|International Classification||G21F9/30, B09B3/00, C03B3/00, C03B7/02, C03C1/00, C03B5/00, C03B5/20, C03B5/26, C03B5/027|
|Cooperative Classification||B09B3/005, G21F9/305, C03C1/00, C03B5/262, C03B5/027, C03C1/002, C03B7/02, C03B3/00, B09B3/0066, Y02P40/52, C03B5/005|
|European Classification||C03B3/00, C03B5/26D, C03C1/00, C03B5/027, C03B7/02, C03B5/00B, G21F9/30B2D, C03C1/00B, B09B3/00H, B09B3/00D4M|
|Feb 14, 1990||AS||Assignment|
Owner name: SORG GMBH & CO. KG, GERMANY
Free format text: ASSIGNMENT OF ASSIGNORS INTEREST.;ASSIGNORS:PIEPER, HELMUT;ZSCHOCHER, HARTMUT;SORG, HELMUT;REEL/FRAME:005233/0577

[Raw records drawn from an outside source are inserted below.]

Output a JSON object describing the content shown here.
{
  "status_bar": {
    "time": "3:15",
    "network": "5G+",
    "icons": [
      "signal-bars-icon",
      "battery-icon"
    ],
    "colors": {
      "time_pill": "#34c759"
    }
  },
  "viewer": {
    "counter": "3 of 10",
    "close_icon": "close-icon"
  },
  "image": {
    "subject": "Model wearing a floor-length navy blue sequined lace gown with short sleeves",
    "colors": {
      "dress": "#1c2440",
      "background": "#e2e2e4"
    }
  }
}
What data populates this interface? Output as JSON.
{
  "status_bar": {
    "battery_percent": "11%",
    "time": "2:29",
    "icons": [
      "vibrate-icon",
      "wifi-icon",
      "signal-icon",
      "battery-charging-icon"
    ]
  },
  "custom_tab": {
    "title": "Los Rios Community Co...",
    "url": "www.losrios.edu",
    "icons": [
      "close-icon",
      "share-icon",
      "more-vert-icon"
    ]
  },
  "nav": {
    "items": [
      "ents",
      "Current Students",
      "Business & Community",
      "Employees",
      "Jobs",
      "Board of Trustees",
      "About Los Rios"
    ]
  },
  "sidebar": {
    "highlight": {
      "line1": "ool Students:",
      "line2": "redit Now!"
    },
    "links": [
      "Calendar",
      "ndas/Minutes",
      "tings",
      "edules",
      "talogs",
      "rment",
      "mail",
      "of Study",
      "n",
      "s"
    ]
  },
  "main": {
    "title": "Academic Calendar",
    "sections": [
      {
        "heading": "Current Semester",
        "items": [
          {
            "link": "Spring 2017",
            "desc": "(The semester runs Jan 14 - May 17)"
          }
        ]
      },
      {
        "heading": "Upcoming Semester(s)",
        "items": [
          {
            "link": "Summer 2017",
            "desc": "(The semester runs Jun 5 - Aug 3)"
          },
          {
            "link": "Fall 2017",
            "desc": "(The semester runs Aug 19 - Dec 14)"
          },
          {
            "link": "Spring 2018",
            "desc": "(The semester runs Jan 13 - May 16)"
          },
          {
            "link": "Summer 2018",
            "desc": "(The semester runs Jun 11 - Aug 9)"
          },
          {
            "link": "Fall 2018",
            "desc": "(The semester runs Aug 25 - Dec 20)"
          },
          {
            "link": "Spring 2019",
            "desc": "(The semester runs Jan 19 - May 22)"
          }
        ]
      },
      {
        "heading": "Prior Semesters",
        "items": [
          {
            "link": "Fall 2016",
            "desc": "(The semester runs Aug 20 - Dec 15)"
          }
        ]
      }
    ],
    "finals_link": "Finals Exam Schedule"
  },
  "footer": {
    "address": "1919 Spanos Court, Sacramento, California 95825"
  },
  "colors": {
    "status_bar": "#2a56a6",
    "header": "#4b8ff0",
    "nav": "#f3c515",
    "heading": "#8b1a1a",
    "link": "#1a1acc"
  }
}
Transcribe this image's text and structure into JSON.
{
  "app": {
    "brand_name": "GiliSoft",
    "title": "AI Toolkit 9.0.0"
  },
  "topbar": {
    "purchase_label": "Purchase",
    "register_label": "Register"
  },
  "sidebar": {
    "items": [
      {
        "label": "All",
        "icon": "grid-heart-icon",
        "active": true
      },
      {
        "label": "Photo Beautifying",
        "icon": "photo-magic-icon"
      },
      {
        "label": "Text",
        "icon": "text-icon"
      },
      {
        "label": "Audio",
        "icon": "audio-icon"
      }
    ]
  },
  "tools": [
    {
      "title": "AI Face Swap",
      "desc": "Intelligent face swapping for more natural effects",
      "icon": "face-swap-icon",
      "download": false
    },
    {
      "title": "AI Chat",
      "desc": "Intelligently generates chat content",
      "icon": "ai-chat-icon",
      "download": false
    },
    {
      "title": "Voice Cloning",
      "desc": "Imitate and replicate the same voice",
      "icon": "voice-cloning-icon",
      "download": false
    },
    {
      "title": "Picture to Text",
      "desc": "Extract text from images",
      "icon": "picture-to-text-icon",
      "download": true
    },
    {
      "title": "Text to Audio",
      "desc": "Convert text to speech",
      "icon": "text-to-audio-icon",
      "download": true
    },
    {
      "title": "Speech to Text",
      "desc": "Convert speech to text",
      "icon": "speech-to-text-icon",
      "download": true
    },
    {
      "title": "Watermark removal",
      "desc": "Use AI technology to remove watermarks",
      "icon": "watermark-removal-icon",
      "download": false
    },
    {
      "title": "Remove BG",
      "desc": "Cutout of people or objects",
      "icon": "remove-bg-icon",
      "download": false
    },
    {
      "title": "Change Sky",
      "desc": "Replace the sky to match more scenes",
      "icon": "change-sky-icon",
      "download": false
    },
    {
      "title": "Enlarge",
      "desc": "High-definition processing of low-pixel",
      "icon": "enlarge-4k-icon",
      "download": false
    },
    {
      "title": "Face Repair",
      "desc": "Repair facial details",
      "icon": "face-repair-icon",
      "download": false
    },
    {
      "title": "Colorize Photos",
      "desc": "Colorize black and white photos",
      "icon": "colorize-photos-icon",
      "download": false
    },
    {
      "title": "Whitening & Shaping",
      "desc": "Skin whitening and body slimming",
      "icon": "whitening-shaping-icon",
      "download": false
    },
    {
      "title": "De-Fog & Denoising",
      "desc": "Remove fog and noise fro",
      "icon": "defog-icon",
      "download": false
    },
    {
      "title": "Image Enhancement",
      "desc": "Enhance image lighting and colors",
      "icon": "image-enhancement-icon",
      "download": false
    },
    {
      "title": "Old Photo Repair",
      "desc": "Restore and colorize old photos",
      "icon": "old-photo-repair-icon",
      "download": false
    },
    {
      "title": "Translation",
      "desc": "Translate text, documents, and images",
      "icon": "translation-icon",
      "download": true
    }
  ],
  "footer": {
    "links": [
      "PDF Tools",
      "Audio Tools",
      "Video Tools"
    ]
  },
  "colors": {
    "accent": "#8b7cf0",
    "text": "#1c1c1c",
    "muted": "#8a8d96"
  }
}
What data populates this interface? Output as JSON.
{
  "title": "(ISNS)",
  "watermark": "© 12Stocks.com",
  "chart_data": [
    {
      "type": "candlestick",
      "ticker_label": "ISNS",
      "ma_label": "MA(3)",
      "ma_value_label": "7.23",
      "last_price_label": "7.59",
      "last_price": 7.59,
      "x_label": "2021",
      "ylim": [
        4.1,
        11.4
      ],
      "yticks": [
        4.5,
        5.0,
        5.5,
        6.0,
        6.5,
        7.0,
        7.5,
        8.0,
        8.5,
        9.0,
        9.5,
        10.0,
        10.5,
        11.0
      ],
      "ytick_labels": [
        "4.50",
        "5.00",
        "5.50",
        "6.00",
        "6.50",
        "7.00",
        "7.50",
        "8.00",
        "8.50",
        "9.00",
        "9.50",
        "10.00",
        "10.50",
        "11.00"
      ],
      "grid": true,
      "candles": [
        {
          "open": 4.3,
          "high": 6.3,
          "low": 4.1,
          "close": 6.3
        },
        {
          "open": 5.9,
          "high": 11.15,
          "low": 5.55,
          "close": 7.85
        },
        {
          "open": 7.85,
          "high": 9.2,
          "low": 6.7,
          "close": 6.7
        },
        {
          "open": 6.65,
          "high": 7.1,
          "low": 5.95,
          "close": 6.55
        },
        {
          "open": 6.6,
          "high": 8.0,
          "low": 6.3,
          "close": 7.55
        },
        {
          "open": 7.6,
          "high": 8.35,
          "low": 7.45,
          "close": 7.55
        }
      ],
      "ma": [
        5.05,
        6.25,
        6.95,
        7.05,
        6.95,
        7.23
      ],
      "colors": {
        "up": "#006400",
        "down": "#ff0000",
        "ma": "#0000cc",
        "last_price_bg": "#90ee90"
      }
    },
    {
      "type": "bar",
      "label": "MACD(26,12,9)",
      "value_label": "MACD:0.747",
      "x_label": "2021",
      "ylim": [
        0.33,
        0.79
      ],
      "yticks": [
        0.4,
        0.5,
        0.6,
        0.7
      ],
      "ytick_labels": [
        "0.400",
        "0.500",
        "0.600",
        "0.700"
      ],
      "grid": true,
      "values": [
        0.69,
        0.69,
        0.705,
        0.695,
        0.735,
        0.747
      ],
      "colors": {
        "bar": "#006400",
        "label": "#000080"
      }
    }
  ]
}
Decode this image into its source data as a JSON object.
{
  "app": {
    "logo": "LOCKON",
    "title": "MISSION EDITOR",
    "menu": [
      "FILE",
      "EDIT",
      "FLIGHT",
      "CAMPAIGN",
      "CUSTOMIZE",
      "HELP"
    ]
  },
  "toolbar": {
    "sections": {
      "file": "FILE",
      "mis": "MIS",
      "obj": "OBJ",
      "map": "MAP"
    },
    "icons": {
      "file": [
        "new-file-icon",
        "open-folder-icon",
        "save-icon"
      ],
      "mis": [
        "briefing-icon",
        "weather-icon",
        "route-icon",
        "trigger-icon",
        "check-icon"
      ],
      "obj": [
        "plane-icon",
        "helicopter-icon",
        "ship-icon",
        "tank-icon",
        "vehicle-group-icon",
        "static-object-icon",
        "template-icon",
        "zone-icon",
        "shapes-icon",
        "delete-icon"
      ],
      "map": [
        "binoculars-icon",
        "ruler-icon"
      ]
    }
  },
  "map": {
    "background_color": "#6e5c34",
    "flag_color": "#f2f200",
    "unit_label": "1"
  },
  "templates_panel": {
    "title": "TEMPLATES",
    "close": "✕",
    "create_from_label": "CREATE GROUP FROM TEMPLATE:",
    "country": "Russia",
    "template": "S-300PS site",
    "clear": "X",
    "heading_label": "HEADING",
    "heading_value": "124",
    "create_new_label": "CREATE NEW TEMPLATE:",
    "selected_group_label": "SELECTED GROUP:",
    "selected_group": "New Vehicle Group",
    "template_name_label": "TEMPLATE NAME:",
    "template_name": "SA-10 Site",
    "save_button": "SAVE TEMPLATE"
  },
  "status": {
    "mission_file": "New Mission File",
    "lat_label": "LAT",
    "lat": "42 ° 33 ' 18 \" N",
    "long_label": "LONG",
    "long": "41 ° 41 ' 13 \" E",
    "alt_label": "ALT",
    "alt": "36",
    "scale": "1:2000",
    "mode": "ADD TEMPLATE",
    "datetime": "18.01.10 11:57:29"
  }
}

Effective date: 19900206
|Aug 3, 1990||AS||Assignment|
Owner name: BETEILIGUNGEN SORG GMBH & CO. KG
Free format text: CHANGE OF NAME;ASSIGNOR:SORG - GMBH & CO. KG;REEL/FRAME:005392/0379
Effective date: 19750218
|Jun 22, 1993||CC||Certificate of correction|
|Jan 27, 1995||FPAY||Fee payment|
Year of fee payment: 4
|Mar 7, 1995||REMI||Maintenance fee reminder mailed|
|Dec 17, 1998||FPAY||Fee payment|
Year of fee payment: 8
|Jul 30, 2003||LAPS||Lapse for failure to pay maintenance fees|
|Sep 23, 2003||FP||Expired due to failure to pay maintenance fee|
Effective date: 20030730